━━━ Available data
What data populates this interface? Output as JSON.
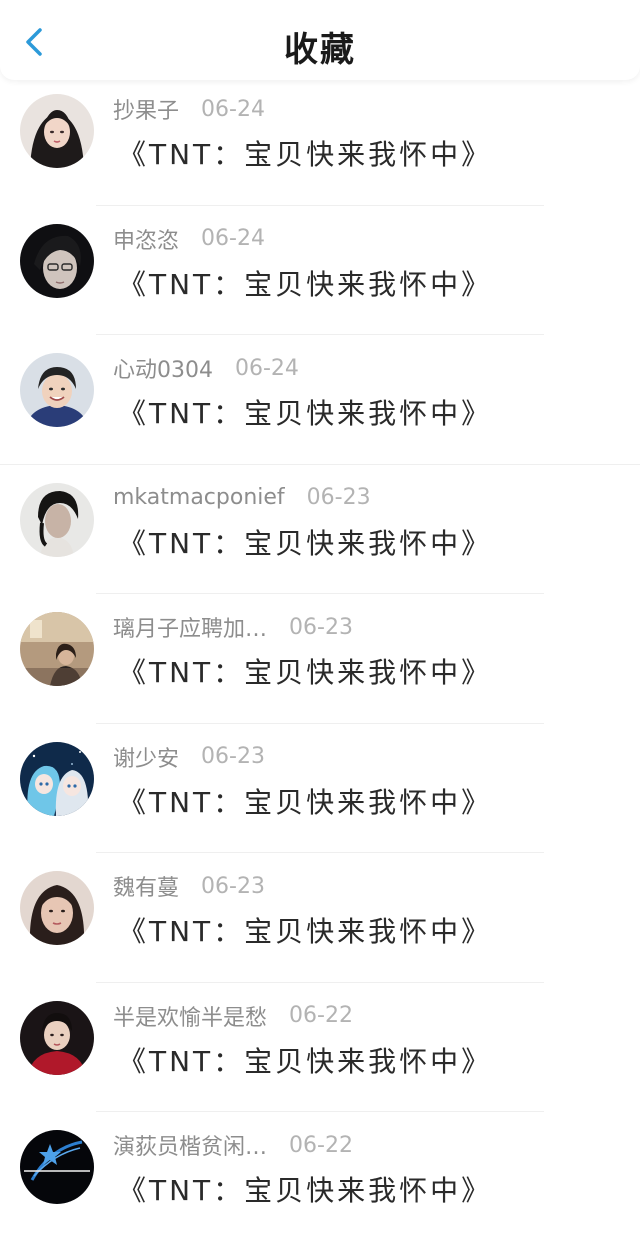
{
  "header": {
    "title": "收藏",
    "back_icon": "chevron-left-icon",
    "accent_color": "#2c9ad9"
  },
  "items": [
    {
      "username": "抄果子",
      "date": "06-24",
      "story": "《TNT：宝贝快来我怀中》",
      "avatar": "avatar-photo"
    },
    {
      "username": "申恣恣",
      "date": "06-24",
      "story": "《TNT：宝贝快来我怀中》",
      "avatar": "avatar-photo"
    },
    {
      "username": "心动0304",
      "date": "06-24",
      "story": "《TNT：宝贝快来我怀中》",
      "avatar": "avatar-photo"
    },
    {
      "username": "mkatmacponief",
      "date": "06-23",
      "story": "《TNT：宝贝快来我怀中》",
      "avatar": "avatar-photo"
    },
    {
      "username": "璃月子应聘加…",
      "date": "06-23",
      "story": "《TNT：宝贝快来我怀中》",
      "avatar": "avatar-photo"
    },
    {
      "username": "谢少安",
      "date": "06-23",
      "story": "《TNT：宝贝快来我怀中》",
      "avatar": "avatar-illustration"
    },
    {
      "username": "魏有蔓",
      "date": "06-23",
      "story": "《TNT：宝贝快来我怀中》",
      "avatar": "avatar-photo"
    },
    {
      "username": "半是欢愉半是愁",
      "date": "06-22",
      "story": "《TNT：宝贝快来我怀中》",
      "avatar": "avatar-photo"
    },
    {
      "username": "演荻员楷贫闲…",
      "date": "06-22",
      "story": "《TNT：宝贝快来我怀中》",
      "avatar": "avatar-logo"
    }
  ]
}
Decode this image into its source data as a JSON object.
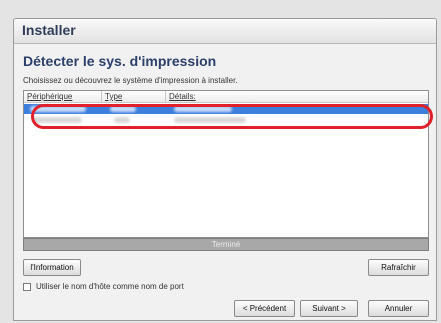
{
  "window": {
    "title": "Installer"
  },
  "page": {
    "heading": "Détecter le sys. d'impression",
    "subtitle": "Choisissez ou découvrez le système d'impression à installer."
  },
  "list": {
    "columns": [
      "Périphérique",
      "Type",
      "Détails:"
    ]
  },
  "status": {
    "text": "Terminé"
  },
  "buttons": {
    "information": "l'Information",
    "refresh": "Rafraîchir",
    "previous": "< Précédent",
    "next": "Suivant >",
    "cancel": "Annuler"
  },
  "options": {
    "use_hostname_label": "Utiliser le nom d'hôte comme nom de port",
    "use_hostname_checked": false
  },
  "colors": {
    "selection": "#3c7fdc",
    "annotation": "#e0202a"
  }
}
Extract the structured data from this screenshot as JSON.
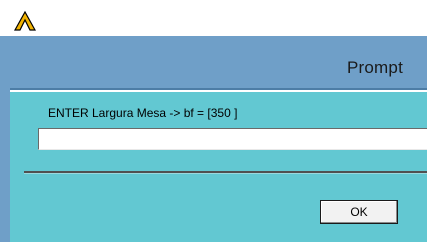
{
  "app": {
    "logo_icon": "ansys-caret-logo-icon",
    "logo_color": "#f2b300"
  },
  "dialog": {
    "title": "Prompt",
    "prompt_text": "ENTER Largura Mesa -> bf = [350 ]",
    "input_value": "",
    "ok_label": "OK"
  },
  "colors": {
    "title_bar": "#6f9fc8",
    "client_area": "#62c8d2"
  }
}
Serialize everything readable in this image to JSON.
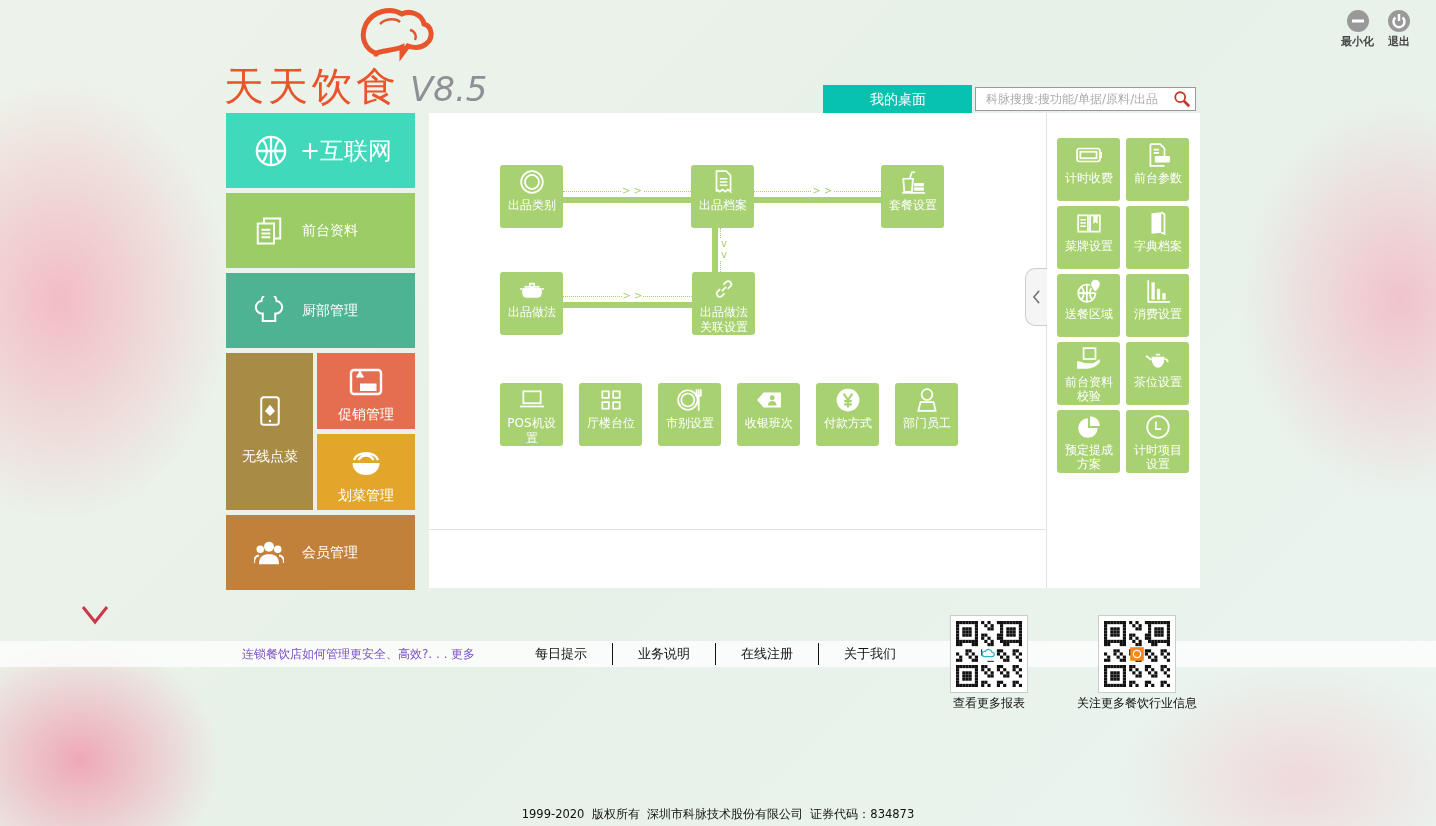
{
  "window_controls": [
    {
      "label": "最小化",
      "kind": "minimize"
    },
    {
      "label": "退出",
      "kind": "exit"
    }
  ],
  "logo": {
    "title": "天天饮食",
    "version": "V8.5"
  },
  "tabs": [
    {
      "label": "我的桌面",
      "selected": true
    }
  ],
  "search": {
    "placeholder": "科脉搜搜:搜功能/单据/原料/出品"
  },
  "left_menu": [
    {
      "kind": "banner",
      "label": "+互联网",
      "color": "#40d9bb"
    },
    {
      "kind": "tile",
      "label": "前台资料",
      "color": "#9ccc65"
    },
    {
      "kind": "tile",
      "label": "厨部管理",
      "color": "#4db392"
    },
    {
      "kind": "tall",
      "label": "无线点菜",
      "color": "#a88c45"
    },
    {
      "kind": "half",
      "label": "促销管理",
      "color": "#e56d50"
    },
    {
      "kind": "half",
      "label": "划菜管理",
      "color": "#e2a62a"
    },
    {
      "kind": "tile",
      "label": "会员管理",
      "color": "#c1813a"
    }
  ],
  "flow_nodes": [
    {
      "label": "出品类别"
    },
    {
      "label": "出品档案"
    },
    {
      "label": "套餐设置"
    },
    {
      "label": "出品做法"
    },
    {
      "label": "出品做法关联设置"
    }
  ],
  "connectors": [
    {
      "label": "> >"
    },
    {
      "label": "> >"
    },
    {
      "label": "vv"
    },
    {
      "label": "> >"
    }
  ],
  "setup_tiles": [
    {
      "label": "POS机设置"
    },
    {
      "label": "厅楼台位"
    },
    {
      "label": "市别设置"
    },
    {
      "label": "收银班次"
    },
    {
      "label": "付款方式"
    },
    {
      "label": "部门员工"
    }
  ],
  "shortcut_tiles": [
    {
      "label": "计时收费"
    },
    {
      "label": "前台参数"
    },
    {
      "label": "菜牌设置"
    },
    {
      "label": "字典档案"
    },
    {
      "label": "送餐区域"
    },
    {
      "label": "消费设置"
    },
    {
      "label": "前台资料校验"
    },
    {
      "label": "茶位设置"
    },
    {
      "label": "预定提成方案"
    },
    {
      "label": "计时项目设置"
    }
  ],
  "news": {
    "text": "连锁餐饮店如何管理更安全、高效?. . .",
    "more": "更多"
  },
  "bottom_links": [
    "每日提示",
    "业务说明",
    "在线注册",
    "关于我们"
  ],
  "qr_codes": [
    {
      "caption": "查看更多报表",
      "kind": "cloud"
    },
    {
      "caption": "关注更多餐饮行业信息",
      "kind": "brand"
    }
  ],
  "footer": "1999-2020  版权所有  深圳市科脉技术股份有限公司  证券代码：834873"
}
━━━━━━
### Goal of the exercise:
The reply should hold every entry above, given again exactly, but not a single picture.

### Answer section:
What data populates this interface? Output as JSON.
{
  "header": {
    "title": "收藏",
    "back_icon": "chevron-left-icon",
    "accent_color": "#2c9ad9"
  },
  "items": [
    {
      "username": "抄果子",
      "date": "06-24",
      "story": "《TNT：宝贝快来我怀中》",
      "avatar": "avatar-photo"
    },
    {
      "username": "申恣恣",
      "date": "06-24",
      "story": "《TNT：宝贝快来我怀中》",
      "avatar": "avatar-photo"
    },
    {
      "username": "心动0304",
      "date": "06-24",
      "story": "《TNT：宝贝快来我怀中》",
      "avatar": "avatar-photo"
    },
    {
      "username": "mkatmacponief",
      "date": "06-23",
      "story": "《TNT：宝贝快来我怀中》",
      "avatar": "avatar-photo"
    },
    {
      "username": "璃月子应聘加…",
      "date": "06-23",
      "story": "《TNT：宝贝快来我怀中》",
      "avatar": "avatar-photo"
    },
    {
      "username": "谢少安",
      "date": "06-23",
      "story": "《TNT：宝贝快来我怀中》",
      "avatar": "avatar-illustration"
    },
    {
      "username": "魏有蔓",
      "date": "06-23",
      "story": "《TNT：宝贝快来我怀中》",
      "avatar": "avatar-photo"
    },
    {
      "username": "半是欢愉半是愁",
      "date": "06-22",
      "story": "《TNT：宝贝快来我怀中》",
      "avatar": "avatar-photo"
    },
    {
      "username": "演荻员楷贫闲…",
      "date": "06-22",
      "story": "《TNT：宝贝快来我怀中》",
      "avatar": "avatar-logo"
    }
  ]
}
Decode this image into its source data as a JSON object.
{
  "window": {
    "title": "Installer"
  },
  "page": {
    "heading": "Détecter le sys. d'impression",
    "subtitle": "Choisissez ou découvrez le système d'impression à installer."
  },
  "list": {
    "columns": [
      "Périphérique",
      "Type",
      "Détails:"
    ]
  },
  "status": {
    "text": "Terminé"
  },
  "buttons": {
    "information": "l'Information",
    "refresh": "Rafraîchir",
    "previous": "< Précédent",
    "next": "Suivant >",
    "cancel": "Annuler"
  },
  "options": {
    "use_hostname_label": "Utiliser le nom d'hôte comme nom de port",
    "use_hostname_checked": false
  },
  "colors": {
    "selection": "#3c7fdc",
    "annotation": "#e0202a"
  }
}
Extract the structured data from this screenshot as JSON.
{
  "app": {
    "logo_icon": "ansys-caret-logo-icon",
    "logo_color": "#f2b300"
  },
  "dialog": {
    "title": "Prompt",
    "prompt_text": "ENTER Largura Mesa -> bf = [350 ]",
    "input_value": "",
    "ok_label": "OK"
  },
  "colors": {
    "title_bar": "#6f9fc8",
    "client_area": "#62c8d2"
  }
}
Serialize everything readable in this image to JSON.
{
  "window_controls": [
    {
      "label": "最小化",
      "kind": "minimize"
    },
    {
      "label": "退出",
      "kind": "exit"
    }
  ],
  "logo": {
    "title": "天天饮食",
    "version": "V8.5"
  },
  "tabs": [
    {
      "label": "我的桌面",
      "selected": true
    }
  ],
  "search": {
    "placeholder": "科脉搜搜:搜功能/单据/原料/出品"
  },
  "left_menu": [
    {
      "kind": "banner",
      "label": "+互联网",
      "color": "#40d9bb"
    },
    {
      "kind": "tile",
      "label": "前台资料",
      "color": "#9ccc65"
    },
    {
      "kind": "tile",
      "label": "厨部管理",
      "color": "#4db392"
    },
    {
      "kind": "tall",
      "label": "无线点菜",
      "color": "#a88c45"
    },
    {
      "kind": "half",
      "label": "促销管理",
      "color": "#e56d50"
    },
    {
      "kind": "half",
      "label": "划菜管理",
      "color": "#e2a62a"
    },
    {
      "kind": "tile",
      "label": "会员管理",
      "color": "#c1813a"
    }
  ],
  "flow_nodes": [
    {
      "label": "出品类别"
    },
    {
      "label": "出品档案"
    },
    {
      "label": "套餐设置"
    },
    {
      "label": "出品做法"
    },
    {
      "label": "出品做法关联设置"
    }
  ],
  "connectors": [
    {
      "label": "> >"
    },
    {
      "label": "> >"
    },
    {
      "label": "vv"
    },
    {
      "label": "> >"
    }
  ],
  "setup_tiles": [
    {
      "label": "POS机设置"
    },
    {
      "label": "厅楼台位"
    },
    {
      "label": "市别设置"
    },
    {
      "label": "收银班次"
    },
    {
      "label": "付款方式"
    },
    {
      "label": "部门员工"
    }
  ],
  "shortcut_tiles": [
    {
      "label": "计时收费"
    },
    {
      "label": "前台参数"
    },
    {
      "label": "菜牌设置"
    },
    {
      "label": "字典档案"
    },
    {
      "label": "送餐区域"
    },
    {
      "label": "消费设置"
    },
    {
      "label": "前台资料校验"
    },
    {
      "label": "茶位设置"
    },
    {
      "label": "预定提成方案"
    },
    {
      "label": "计时项目设置"
    }
  ],
  "news": {
    "text": "连锁餐饮店如何管理更安全、高效?. . .",
    "more": "更多"
  },
  "bottom_links": [
    "每日提示",
    "业务说明",
    "在线注册",
    "关于我们"
  ],
  "qr_codes": [
    {
      "caption": "查看更多报表",
      "kind": "cloud"
    },
    {
      "caption": "关注更多餐饮行业信息",
      "kind": "brand"
    }
  ],
  "footer": "1999-2020  版权所有  深圳市科脉技术股份有限公司  证券代码：834873"
}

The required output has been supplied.